■ Assigned task ■
From the listing below, extract every line containing "JSON".

====== The data

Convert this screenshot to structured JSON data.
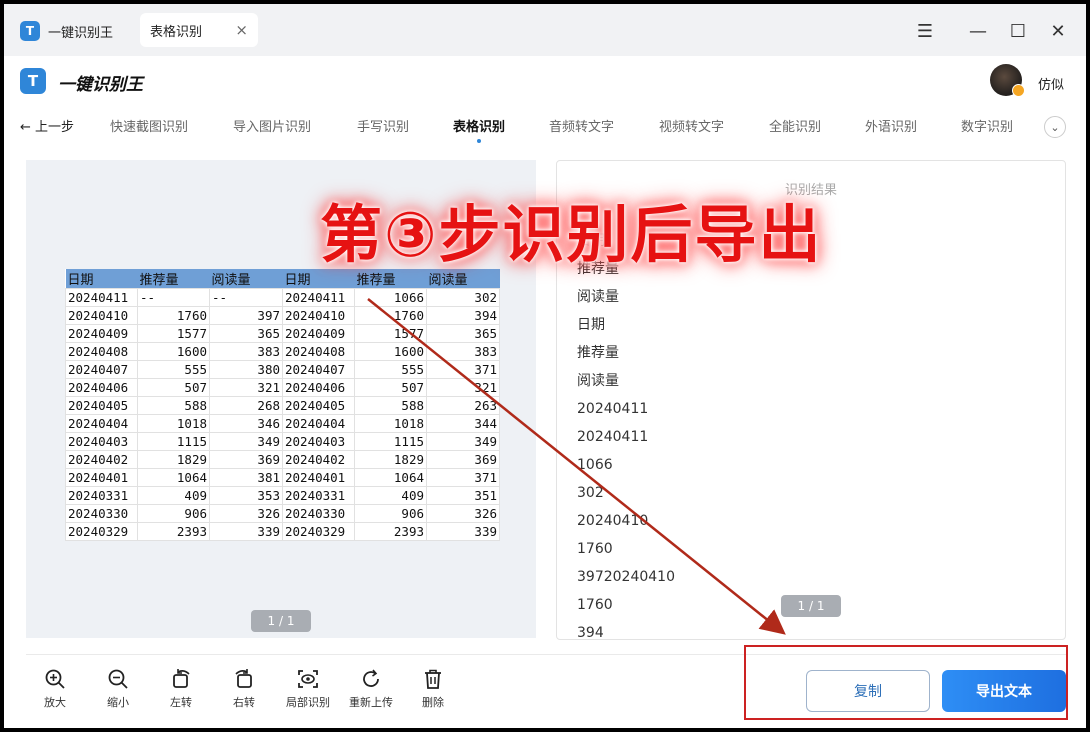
{
  "titlebar": {
    "app_name": "一键识别王",
    "tab_label": "表格识别",
    "tab_close": "×",
    "menu": "☰",
    "minimize": "—",
    "maximize": "☐",
    "close": "✕"
  },
  "header": {
    "logo_glyph": "T",
    "title": "一键识别王",
    "username": "仿似"
  },
  "nav": {
    "back": "← 上一步",
    "items": [
      "快速截图识别",
      "导入图片识别",
      "手写识别",
      "表格识别",
      "音频转文字",
      "视频转文字",
      "全能识别",
      "外语识别",
      "数字识别"
    ],
    "active": "表格识别",
    "more": "⌄"
  },
  "preview": {
    "headers": [
      "日期",
      "推荐量",
      "阅读量",
      "日期",
      "推荐量",
      "阅读量"
    ],
    "rows": [
      [
        "20240411",
        "--",
        "--",
        "20240411",
        "1066",
        "302"
      ],
      [
        "20240410",
        "1760",
        "397",
        "20240410",
        "1760",
        "394"
      ],
      [
        "20240409",
        "1577",
        "365",
        "20240409",
        "1577",
        "365"
      ],
      [
        "20240408",
        "1600",
        "383",
        "20240408",
        "1600",
        "383"
      ],
      [
        "20240407",
        "555",
        "380",
        "20240407",
        "555",
        "371"
      ],
      [
        "20240406",
        "507",
        "321",
        "20240406",
        "507",
        "321"
      ],
      [
        "20240405",
        "588",
        "268",
        "20240405",
        "588",
        "263"
      ],
      [
        "20240404",
        "1018",
        "346",
        "20240404",
        "1018",
        "344"
      ],
      [
        "20240403",
        "1115",
        "349",
        "20240403",
        "1115",
        "349"
      ],
      [
        "20240402",
        "1829",
        "369",
        "20240402",
        "1829",
        "369"
      ],
      [
        "20240401",
        "1064",
        "381",
        "20240401",
        "1064",
        "371"
      ],
      [
        "20240331",
        "409",
        "353",
        "20240331",
        "409",
        "351"
      ],
      [
        "20240330",
        "906",
        "326",
        "20240330",
        "906",
        "326"
      ],
      [
        "20240329",
        "2393",
        "339",
        "20240329",
        "2393",
        "339"
      ]
    ],
    "page_indicator": "1 / 1"
  },
  "result": {
    "title": "识别结果",
    "items": [
      "日期",
      "推荐量",
      "阅读量",
      "日期",
      "推荐量",
      "阅读量",
      "20240411",
      "20240411",
      "1066",
      "302",
      "20240410",
      "1760",
      "39720240410",
      "1760",
      "394"
    ],
    "page_indicator": "1 / 1"
  },
  "annotation": {
    "text": "第③步识别后导出"
  },
  "toolbar": {
    "tools": [
      {
        "id": "zoom-in",
        "label": "放大"
      },
      {
        "id": "zoom-out",
        "label": "缩小"
      },
      {
        "id": "rotate-left",
        "label": "左转"
      },
      {
        "id": "rotate-right",
        "label": "右转"
      },
      {
        "id": "partial-recognize",
        "label": "局部识别"
      },
      {
        "id": "reupload",
        "label": "重新上传"
      },
      {
        "id": "delete",
        "label": "删除"
      }
    ],
    "copy_label": "复制",
    "export_label": "导出文本"
  },
  "colors": {
    "accent": "#2f86d8",
    "export_button": "#1e6fe0",
    "header_fill": "#6f9fd6",
    "annotation_red": "#e61212",
    "arrow": "#b02a1a"
  }
}
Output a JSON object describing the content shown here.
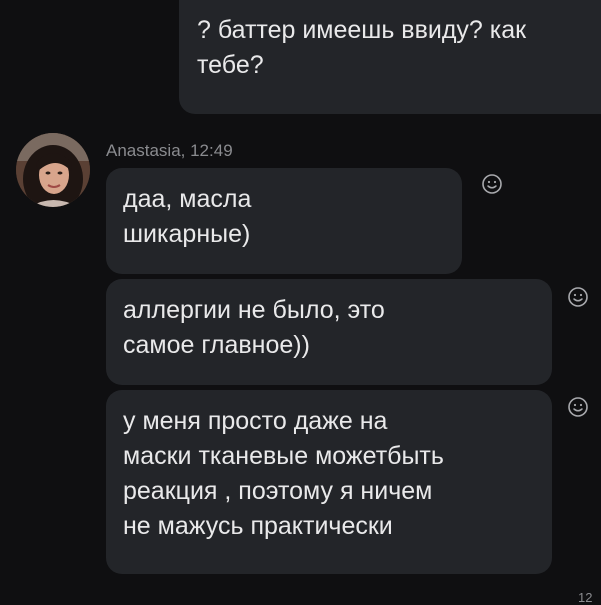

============

■ Answer to this problem ■
Convert this screenshot to structured JSON data.
Output a JSON object describing the content shown here.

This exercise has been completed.